*TRY IT*.
Sort through the listing below and keep each line with the word "Martinique". Copy those.

*EXERCISE MATERIALS*.
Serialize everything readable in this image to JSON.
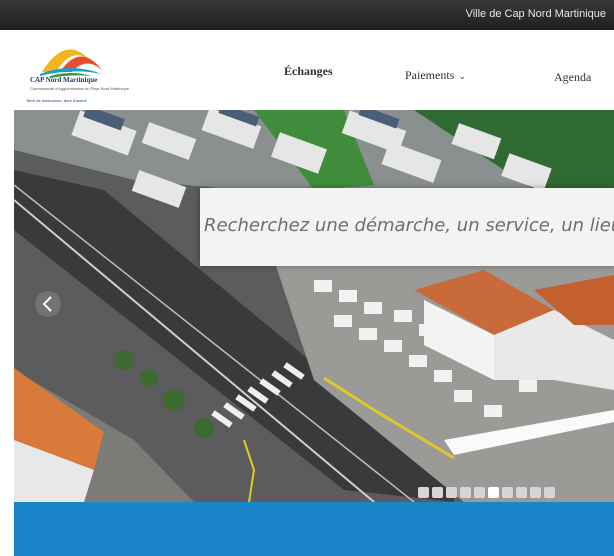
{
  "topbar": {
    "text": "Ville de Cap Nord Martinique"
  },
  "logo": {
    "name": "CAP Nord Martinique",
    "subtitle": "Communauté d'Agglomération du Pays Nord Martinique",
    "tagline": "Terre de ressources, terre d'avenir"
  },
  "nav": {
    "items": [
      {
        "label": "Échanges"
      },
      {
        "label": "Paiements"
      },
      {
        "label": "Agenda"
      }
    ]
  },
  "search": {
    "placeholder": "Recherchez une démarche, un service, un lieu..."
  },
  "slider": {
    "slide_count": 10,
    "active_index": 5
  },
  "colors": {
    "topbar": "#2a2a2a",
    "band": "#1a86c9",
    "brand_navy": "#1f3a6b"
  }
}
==
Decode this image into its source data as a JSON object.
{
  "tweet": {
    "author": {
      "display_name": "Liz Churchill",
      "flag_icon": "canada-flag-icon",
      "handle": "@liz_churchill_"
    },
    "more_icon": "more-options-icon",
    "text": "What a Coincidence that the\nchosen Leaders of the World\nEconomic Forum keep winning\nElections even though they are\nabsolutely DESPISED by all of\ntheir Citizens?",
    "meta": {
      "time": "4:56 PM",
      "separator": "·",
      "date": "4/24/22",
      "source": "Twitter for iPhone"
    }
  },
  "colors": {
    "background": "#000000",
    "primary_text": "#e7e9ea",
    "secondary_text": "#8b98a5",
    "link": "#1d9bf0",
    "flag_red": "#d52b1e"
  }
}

*EXERCISE RESULT*.
    "text": "Ville de Cap Nord Martinique"
    "name": "CAP Nord Martinique",
    "subtitle": "Communauté d'Agglomération du Pays Nord Martinique",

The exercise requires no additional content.